§ **Work item**
The response should consist of the records that follow, repeated exactly.

§ **Source records**
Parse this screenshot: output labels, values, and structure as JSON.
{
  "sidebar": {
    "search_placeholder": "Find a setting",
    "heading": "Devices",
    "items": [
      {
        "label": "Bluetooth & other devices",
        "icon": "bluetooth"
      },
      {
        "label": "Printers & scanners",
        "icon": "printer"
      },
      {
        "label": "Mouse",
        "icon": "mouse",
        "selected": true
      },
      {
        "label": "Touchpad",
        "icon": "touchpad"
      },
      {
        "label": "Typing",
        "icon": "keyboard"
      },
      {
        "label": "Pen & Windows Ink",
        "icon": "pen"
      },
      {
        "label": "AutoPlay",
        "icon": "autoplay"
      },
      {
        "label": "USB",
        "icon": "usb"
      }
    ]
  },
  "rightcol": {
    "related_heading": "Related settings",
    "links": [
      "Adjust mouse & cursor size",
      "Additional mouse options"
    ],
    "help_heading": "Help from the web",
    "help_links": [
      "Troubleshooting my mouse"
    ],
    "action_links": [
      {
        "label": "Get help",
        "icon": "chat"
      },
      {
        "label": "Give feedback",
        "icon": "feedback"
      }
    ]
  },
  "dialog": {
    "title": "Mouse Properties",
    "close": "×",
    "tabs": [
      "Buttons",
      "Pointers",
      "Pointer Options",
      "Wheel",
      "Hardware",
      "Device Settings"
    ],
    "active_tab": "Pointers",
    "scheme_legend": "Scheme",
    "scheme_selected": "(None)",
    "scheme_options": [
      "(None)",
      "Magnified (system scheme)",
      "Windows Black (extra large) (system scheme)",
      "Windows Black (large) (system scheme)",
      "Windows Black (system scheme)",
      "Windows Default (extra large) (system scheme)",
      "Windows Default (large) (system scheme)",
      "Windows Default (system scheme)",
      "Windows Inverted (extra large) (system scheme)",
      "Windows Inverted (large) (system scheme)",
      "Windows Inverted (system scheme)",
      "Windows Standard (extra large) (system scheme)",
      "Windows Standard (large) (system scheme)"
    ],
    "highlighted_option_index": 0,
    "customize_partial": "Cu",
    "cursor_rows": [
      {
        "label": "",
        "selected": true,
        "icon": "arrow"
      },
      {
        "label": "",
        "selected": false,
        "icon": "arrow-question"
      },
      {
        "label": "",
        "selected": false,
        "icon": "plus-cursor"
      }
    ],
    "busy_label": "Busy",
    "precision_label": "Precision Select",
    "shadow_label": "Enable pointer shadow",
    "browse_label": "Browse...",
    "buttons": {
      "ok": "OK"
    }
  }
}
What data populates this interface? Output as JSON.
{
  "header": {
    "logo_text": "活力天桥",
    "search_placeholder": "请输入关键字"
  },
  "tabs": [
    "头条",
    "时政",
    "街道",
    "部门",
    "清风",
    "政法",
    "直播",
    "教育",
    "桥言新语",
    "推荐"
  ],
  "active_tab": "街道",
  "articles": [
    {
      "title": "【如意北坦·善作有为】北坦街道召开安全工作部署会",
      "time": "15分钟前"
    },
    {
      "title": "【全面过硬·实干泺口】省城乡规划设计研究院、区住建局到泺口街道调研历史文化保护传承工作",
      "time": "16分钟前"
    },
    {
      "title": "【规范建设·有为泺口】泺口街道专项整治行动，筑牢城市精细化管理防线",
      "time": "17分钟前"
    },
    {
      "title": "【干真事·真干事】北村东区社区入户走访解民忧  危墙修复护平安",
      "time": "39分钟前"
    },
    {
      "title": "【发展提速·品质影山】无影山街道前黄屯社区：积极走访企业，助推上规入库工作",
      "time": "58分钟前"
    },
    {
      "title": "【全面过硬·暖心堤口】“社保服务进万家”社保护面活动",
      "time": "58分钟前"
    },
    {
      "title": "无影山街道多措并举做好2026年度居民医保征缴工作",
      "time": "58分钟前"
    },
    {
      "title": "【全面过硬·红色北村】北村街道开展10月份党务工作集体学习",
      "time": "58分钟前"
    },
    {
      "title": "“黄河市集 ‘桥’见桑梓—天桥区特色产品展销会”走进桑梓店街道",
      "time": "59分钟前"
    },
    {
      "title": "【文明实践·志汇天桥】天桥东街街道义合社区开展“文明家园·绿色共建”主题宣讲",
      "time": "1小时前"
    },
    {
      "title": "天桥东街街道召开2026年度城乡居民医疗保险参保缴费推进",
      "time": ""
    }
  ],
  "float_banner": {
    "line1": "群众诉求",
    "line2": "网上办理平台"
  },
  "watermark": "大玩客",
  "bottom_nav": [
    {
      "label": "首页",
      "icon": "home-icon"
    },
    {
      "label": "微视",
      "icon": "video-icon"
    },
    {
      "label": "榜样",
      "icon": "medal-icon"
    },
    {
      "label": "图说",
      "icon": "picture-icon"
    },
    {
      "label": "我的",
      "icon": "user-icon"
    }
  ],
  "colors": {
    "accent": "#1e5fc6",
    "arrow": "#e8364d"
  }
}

§ **Response to this exercise**
Parse this screenshot: output labels, values, and structure as JSON.
{
  "sidebar": {
    "search_placeholder": "Find a setting",
    "heading": "Devices",
    "items": [
      {
        "label": "Bluetooth & other devices",
        "icon": "bluetooth"
      },
      {
        "label": "Printers & scanners",
        "icon": "printer"
      },
      {
        "label": "Mouse",
        "icon": "mouse",
        "selected": true
      },
      {
        "label": "Touchpad",
        "icon": "touchpad"
      },
      {
        "label": "Typing",
        "icon": "keyboard"
      },
      {
        "label": "Pen & Windows Ink",
        "icon": "pen"
      },
      {
        "label": "AutoPlay",
        "icon": "autoplay"
      },
      {
        "label": "USB",
        "icon": "usb"
      }
    ]
  },
  "rightcol": {
    "related_heading": "Related settings",
    "links": [
      "Adjust mouse & cursor size",
      "Additional mouse options"
    ],
    "help_heading": "Help from the web",
    "help_links": [
      "Troubleshooting my mouse"
    ],
    "action_links": [
      {
        "label": "Get help",
        "icon": "chat"
      },
      {
        "label": "Give feedback",
        "icon": "feedback"
      }
    ]
  },
  "dialog": {
    "title": "Mouse Properties",
    "close": "×",
    "tabs": [
      "Buttons",
      "Pointers",
      "Pointer Options",
      "Wheel",
      "Hardware",
      "Device Settings"
    ],
    "active_tab": "Pointers",
    "scheme_legend": "Scheme",
    "scheme_selected": "(None)",
    "scheme_options": [
      "(None)",
      "Magnified (system scheme)",
      "Windows Black (extra large) (system scheme)",
      "Windows Black (large) (system scheme)",
      "Windows Black (system scheme)",
      "Windows Default (extra large) (system scheme)",
      "Windows Default (large) (system scheme)",
      "Windows Default (system scheme)",
      "Windows Inverted (extra large) (system scheme)",
      "Windows Inverted (large) (system scheme)",
      "Windows Inverted (system scheme)",
      "Windows Standard (extra large) (system scheme)",
      "Windows Standard (large) (system scheme)"
    ],
    "highlighted_option_index": 0,
    "customize_partial": "Cu",
    "cursor_rows": [
      {
        "label": "",
        "selected": true,
        "icon": "arrow"
      },
      {
        "label": "",
        "selected": false,
        "icon": "arrow-question"
      },
      {
        "label": "",
        "selected": false,
        "icon": "plus-cursor"
      }
    ],
    "busy_label": "Busy",
    "precision_label": "Precision Select",
    "shadow_label": "Enable pointer shadow",
    "browse_label": "Browse...",
    "buttons": {
      "ok": "OK"
    }
  }
}
What data populates this interface? Output as JSON.
{
  "header": {
    "logo_text": "活力天桥",
    "search_placeholder": "请输入关键字"
  },
  "tabs": [
    "头条",
    "时政",
    "街道",
    "部门",
    "清风",
    "政法",
    "直播",
    "教育",
    "桥言新语",
    "推荐"
  ],
  "active_tab": "街道",
  "articles": [
    {
      "title": "【如意北坦·善作有为】北坦街道召开安全工作部署会",
      "time": "15分钟前"
    },
    {
      "title": "【全面过硬·实干泺口】省城乡规划设计研究院、区住建局到泺口街道调研历史文化保护传承工作",
      "time": "16分钟前"
    },
    {
      "title": "【规范建设·有为泺口】泺口街道专项整治行动，筑牢城市精细化管理防线",
      "time": "17分钟前"
    },
    {
      "title": "【干真事·真干事】北村东区社区入户走访解民忧  危墙修复护平安",
      "time": "39分钟前"
    },
    {
      "title": "【发展提速·品质影山】无影山街道前黄屯社区：积极走访企业，助推上规入库工作",
      "time": "58分钟前"
    },
    {
      "title": "【全面过硬·暖心堤口】“社保服务进万家”社保护面活动",
      "time": "58分钟前"
    },
    {
      "title": "无影山街道多措并举做好2026年度居民医保征缴工作",
      "time": "58分钟前"
    },
    {
      "title": "【全面过硬·红色北村】北村街道开展10月份党务工作集体学习",
      "time": "58分钟前"
    },
    {
      "title": "“黄河市集 ‘桥’见桑梓—天桥区特色产品展销会”走进桑梓店街道",
      "time": "59分钟前"
    },
    {
      "title": "【文明实践·志汇天桥】天桥东街街道义合社区开展“文明家园·绿色共建”主题宣讲",
      "time": "1小时前"
    },
    {
      "title": "天桥东街街道召开2026年度城乡居民医疗保险参保缴费推进",
      "time": ""
    }
  ],
  "float_banner": {
    "line1": "群众诉求",
    "line2": "网上办理平台"
  },
  "watermark": "大玩客",
  "bottom_nav": [
    {
      "label": "首页",
      "icon": "home-icon"
    },
    {
      "label": "微视",
      "icon": "video-icon"
    },
    {
      "label": "榜样",
      "icon": "medal-icon"
    },
    {
      "label": "图说",
      "icon": "picture-icon"
    },
    {
      "label": "我的",
      "icon": "user-icon"
    }
  ],
  "colors": {
    "accent": "#1e5fc6",
    "arrow": "#e8364d"
  }
}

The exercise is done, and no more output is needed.